Earlier this week I finally finished reading The Angel of Darkness by Caleb Carr, the sequel to The Alienist which I read earlier this fall. I say finally finished because Allegiant came out while I was in the middle of it, and I took a break to reread Insurgent to catch up on the goings on of that series before the last book came out. So this review has been a while in the making.
As a whole, I felt like The Alienist was a better read, but Angel of Darkness definitely did have its strengths. Carr did a good job of making it its own unique story by setting up the story differently, so that it wasn’t just a repeat of his previous book.
Unlike The Alienist, Angel of Darkness starts off by telling the reader who the villain is up front. The story progresses as the team works to prove that she in fact did it.
The story starts with the wife of a Spanish diplomat coming to Sara for help when her baby is kidnapped. Sara has continued to run the detective agency that was established in the first story, and primarily helps women in New York.
The diplomat has forbid his wife from getting help, but the woman is desperate and has come to Sara in secret. What’s more is that she swears to have seen a woman, Libby Hatch, on the subway carrying her baby. The case brings the group out of New York City to upstate New York, where they examine Libby’s past and uncover some haunting information about the woman in question that leads them farther into the case than they thought possible.
The story is narrated by Stevie Taggert, one of Dr. Kreizler’s old patients, who now works for Kreizler after Kreizler helped him get back on his feet after living in the streets as a child. Taggert comes from a rough background, and tells a different kind of story than John Moore did. For one, his speech is different, more slangy, which is apparent in the narration. Also, since he is a side character, and does not always attend the same meetings or encounters as Moore and Kreizler, the reader gets a better idea of what is happening outside the kind of meetings that they first saw in The Alienist.
The story also differs in that the primary focus of the narrative once the team gets out of the city, is the trial for Libby Hatch and her past actions. This makes it much less action packed that Carr’s first story which had no shortage of chase scenes and intrigue. Carr still does keep the drama and suspense up as much as he can, but at times it did feel slow.

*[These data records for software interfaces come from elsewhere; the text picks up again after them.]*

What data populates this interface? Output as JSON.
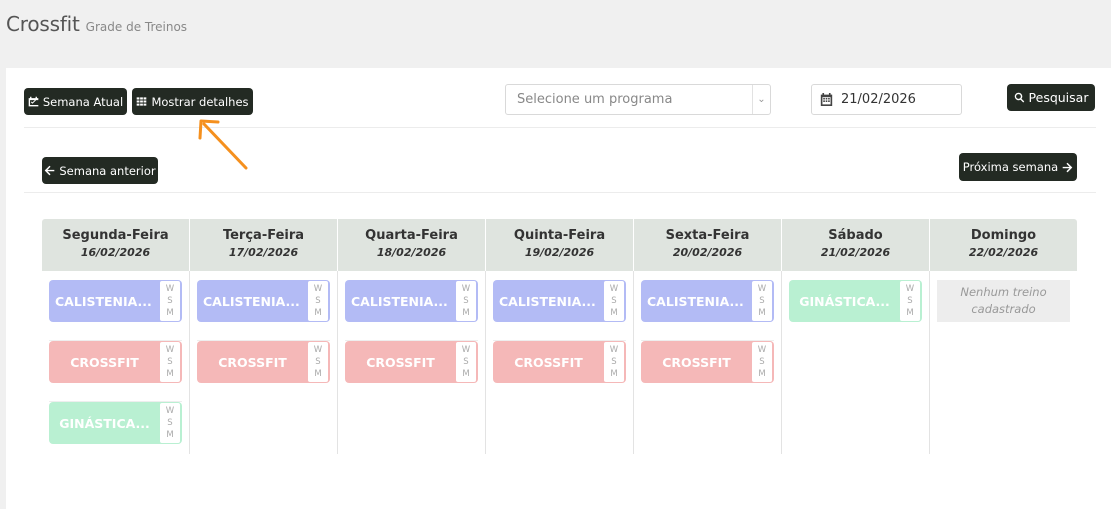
{
  "header": {
    "title": "Crossfit",
    "subtitle": "Grade de Treinos"
  },
  "toolbar": {
    "current_week_label": "Semana Atual",
    "show_details_label": "Mostrar detalhes",
    "program_placeholder": "Selecione um programa",
    "date_value": "21/02/2026",
    "search_label": "Pesquisar"
  },
  "week_nav": {
    "prev_label": "Semana anterior",
    "next_label": "Próxima semana"
  },
  "days": [
    {
      "name": "Segunda-Feira",
      "date": "16/02/2026"
    },
    {
      "name": "Terça-Feira",
      "date": "17/02/2026"
    },
    {
      "name": "Quarta-Feira",
      "date": "18/02/2026"
    },
    {
      "name": "Quinta-Feira",
      "date": "19/02/2026"
    },
    {
      "name": "Sexta-Feira",
      "date": "20/02/2026"
    },
    {
      "name": "Sábado",
      "date": "21/02/2026"
    },
    {
      "name": "Domingo",
      "date": "22/02/2026"
    }
  ],
  "workouts": {
    "calistenia": "CALISTENIA...",
    "crossfit": "CROSSFIT",
    "ginastica": "GINÁSTICA...",
    "wsm": [
      "W",
      "S",
      "M"
    ],
    "empty": "Nenhum treino cadastrado"
  },
  "colors": {
    "calistenia": "#b3bbf5",
    "crossfit": "#f5b8b8",
    "ginastica": "#b9f0d2",
    "button_dark": "#232a23",
    "annotation_arrow": "#f5901e"
  }
}
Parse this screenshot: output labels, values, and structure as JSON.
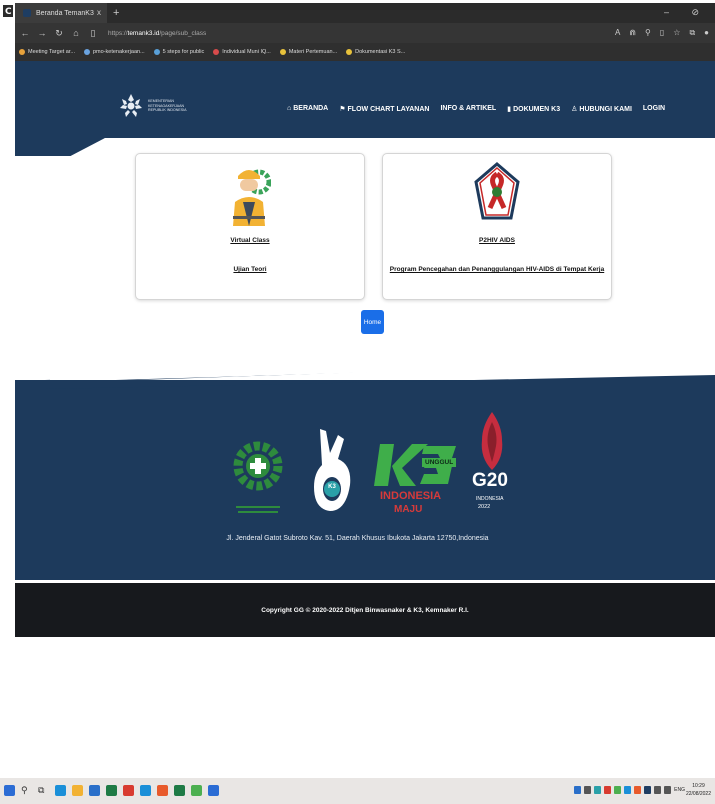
{
  "browser": {
    "tab_title": "Beranda TemanK3",
    "tab_close": "x",
    "new_tab": "+",
    "window_controls": "– ⊘",
    "url_prefix": "https://",
    "url_host": "temank3.id",
    "url_path": "/page/sub_class",
    "bookmarks": [
      "Meeting Target ar...",
      "pmo-ketenakerjaan...",
      "5 steps for public",
      "Individual Muni IQ...",
      "Materi Pertemuan...",
      "Dokumentasi K3 S..."
    ]
  },
  "site": {
    "logo_text": "KEMENTERIAN KETENAGAKERJAAN REPUBLIK INDONESIA",
    "nav": [
      {
        "icon": "home-icon",
        "label": "BERANDA"
      },
      {
        "icon": "flag-icon",
        "label": "FLOW CHART LAYANAN"
      },
      {
        "icon": "none",
        "label": "INFO & ARTIKEL"
      },
      {
        "icon": "document-icon",
        "label": "DOKUMEN K3"
      },
      {
        "icon": "user-icon",
        "label": "HUBUNGI KAMI"
      },
      {
        "icon": "none",
        "label": "LOGIN"
      }
    ],
    "cards": [
      {
        "title": "Virtual Class",
        "link": "Ujian Teori"
      },
      {
        "title": "P2HIV AIDS",
        "link": "Program Pencegahan dan Penanggulangan HIV-AIDS di Tempat Kerja"
      }
    ],
    "home_button": "Home",
    "footer_logos": {
      "k3_badge": "K3",
      "unggul": "UNGGUL",
      "indonesia": "INDONESIA",
      "maju": "MAJU",
      "g20": "G20",
      "g20_sub1": "INDONESIA",
      "g20_sub2": "2022"
    },
    "address": "Jl. Jenderal Gatot Subroto Kav. 51, Daerah Khusus Ibukota Jakarta 12750,Indonesia",
    "copyright": "Copyright GG © 2020-2022 Ditjen Binwasnaker & K3, Kemnaker R.I."
  },
  "taskbar": {
    "time": "10:29",
    "date": "22/08/2022",
    "lang": "ENG"
  },
  "colors": {
    "header": "#1d3a5c",
    "accent": "#1a6ee8",
    "footer_bar": "#17191d"
  }
}
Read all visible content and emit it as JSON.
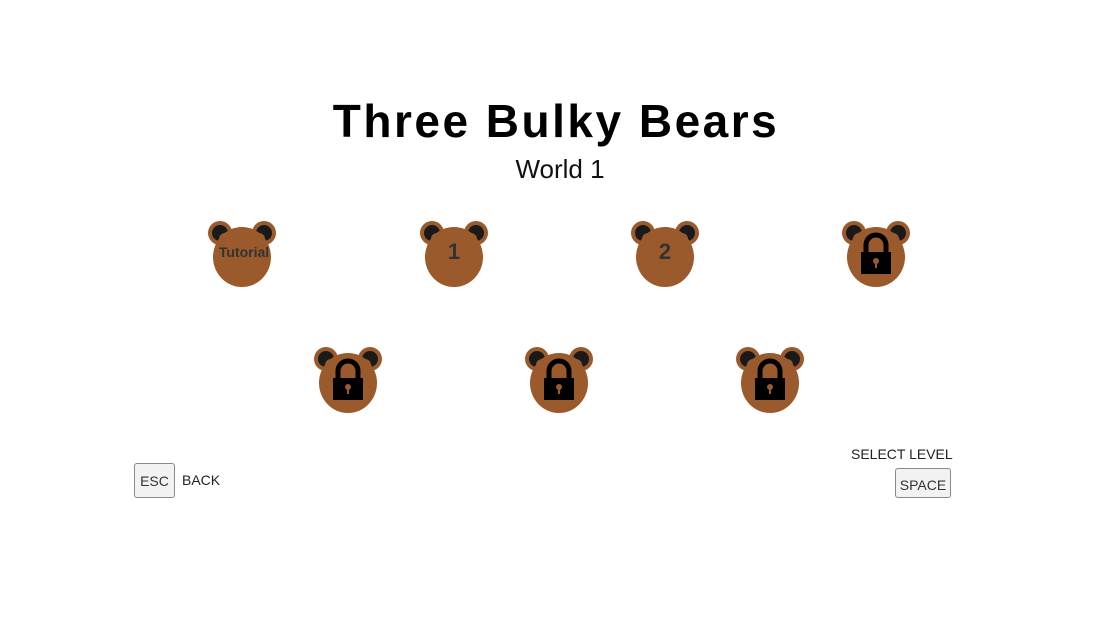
{
  "title": "Three Bulky Bears",
  "subtitle": "World 1",
  "levels": [
    {
      "label": "Tutorial",
      "locked": false
    },
    {
      "label": "1",
      "locked": false
    },
    {
      "label": "2",
      "locked": false
    },
    {
      "label": "",
      "locked": true
    },
    {
      "label": "",
      "locked": true
    },
    {
      "label": "",
      "locked": true
    },
    {
      "label": "",
      "locked": true
    }
  ],
  "controls": {
    "esc_key": "ESC",
    "back_label": "BACK",
    "select_label": "SELECT LEVEL",
    "space_key": "SPACE"
  },
  "colors": {
    "bear_face": "#9a5a2c",
    "bear_ear_inner": "#1a1a1a",
    "lock": "#000000"
  }
}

Still, the focus of the book was still interesting, and Carr does grapple with a couple of interesting themes, especially considering the era which the story takes place in. In his previous book, Carr established his strength in writing strong female characters and he takes that strength to a new level in this book with Sara Howard, Kat – Stevie Taggert’s friend who finds herself mixed up in the seedy underbelly of gang life in New York, and Libby Hatch herself.
What was probably most interesting was Carr’s examination of Hatch as a character. Carr looks at what happens to a woman who is ultimately a bad caregiver in an era where caregiving was the only role a woman could really play in the higher circles of life. Mix that with Libby Hatch’s personality and muddled past and the result could be toxic.
Angel of Darkness also picked up where The Alienist left off in terms of new crime solving techniques when the group hires an artist to draw a depiction of a character simply based on description. We all know these as sketch artists but back then this was a new concept for everyone. The book also continues to bring in an array of characters from history from Vanderbuilt, to Clarence Darrow, a famous defense lawyer of the era.
While I did enjoy The Alienist more than The Angel of Darkness, I do appreciate Carr’s ability to change up the story for his second novel. I always like it when you can revisit characters from a previous book, and it was nice to return to the world of old New York.